Many schools, including Columbia, are also grappling with how to provide fair procedures for all concerned. According to Grigoriadis, Yoffe, and Kipnis at least a hundred men have sued universities for unfair proceedings, with allegations including shoddy investigations, biased adjudication, and inadequate opportunities to review charges, present evidence or question witnesses. Anti-rape activists have sometimes minimized these concerns. In a widely circulated Washington Post op-ed concerning false allegations at the University of Virginia, Zerlina Maxwell wrote:
“We should believe, as a matter of default, what an accuser says. Ultimately, the costs of wrongly disbelieving a survivor far outweigh the costs of calling someone a rapist. … The accused would have a rough period.…But false accusations are exceedingly rare, and errors can be undone by an investigation that clears the accused, especially if it’s done quickly.”
Maxwell cites no evidence to support these assertions, and according to Kipnis there are many examples to the contrary—men whose lives have been upended based on allegations that are found to be unsupported or circumstances in which complainants did not clearly communicate non-consent. Labeling someone a rapist can carry enormous, and sometimes permanent, reputational, and career costs. Campuses need to work harder to create processes that are fair, and perceived to be fair, to all stakeholders.

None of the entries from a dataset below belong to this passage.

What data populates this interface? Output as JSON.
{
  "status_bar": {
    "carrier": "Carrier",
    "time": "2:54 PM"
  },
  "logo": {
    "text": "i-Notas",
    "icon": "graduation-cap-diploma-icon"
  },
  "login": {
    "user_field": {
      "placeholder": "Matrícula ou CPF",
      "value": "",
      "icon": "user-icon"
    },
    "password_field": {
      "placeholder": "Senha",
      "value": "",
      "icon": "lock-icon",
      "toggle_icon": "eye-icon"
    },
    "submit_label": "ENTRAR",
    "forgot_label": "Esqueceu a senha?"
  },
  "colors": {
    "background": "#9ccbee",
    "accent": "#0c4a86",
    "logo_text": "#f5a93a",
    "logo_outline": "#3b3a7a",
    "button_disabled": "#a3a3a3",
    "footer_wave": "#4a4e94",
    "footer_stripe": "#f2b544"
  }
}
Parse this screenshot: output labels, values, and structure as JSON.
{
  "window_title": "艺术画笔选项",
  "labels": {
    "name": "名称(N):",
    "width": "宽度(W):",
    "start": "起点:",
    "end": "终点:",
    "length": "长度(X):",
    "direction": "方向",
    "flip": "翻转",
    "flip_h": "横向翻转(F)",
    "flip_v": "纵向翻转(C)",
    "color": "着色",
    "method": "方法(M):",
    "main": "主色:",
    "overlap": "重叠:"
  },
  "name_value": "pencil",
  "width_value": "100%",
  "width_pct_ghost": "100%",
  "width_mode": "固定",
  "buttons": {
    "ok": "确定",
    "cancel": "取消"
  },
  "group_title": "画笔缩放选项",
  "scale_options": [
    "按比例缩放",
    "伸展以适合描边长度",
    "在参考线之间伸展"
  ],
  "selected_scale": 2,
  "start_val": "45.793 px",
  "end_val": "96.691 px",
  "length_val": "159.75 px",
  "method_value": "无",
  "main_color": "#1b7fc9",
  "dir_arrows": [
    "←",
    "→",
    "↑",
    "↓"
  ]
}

If we have learned anything from the last two decades of campus assault initiatives, it is this: When it comes to sex, talk is cheap but cultural change is not. Over the last half century we have made enormous progress in understanding the causes and consequences of unwanted and nonconsensual sex. Our challenge now is to engage in more experimentation and evaluation of efforts to prevent it.
Deborah L. Rhode is the Ernest W. McFarland Professor of Law and the Director of the Center on the Legal Profession at Stanford University, email@example.com.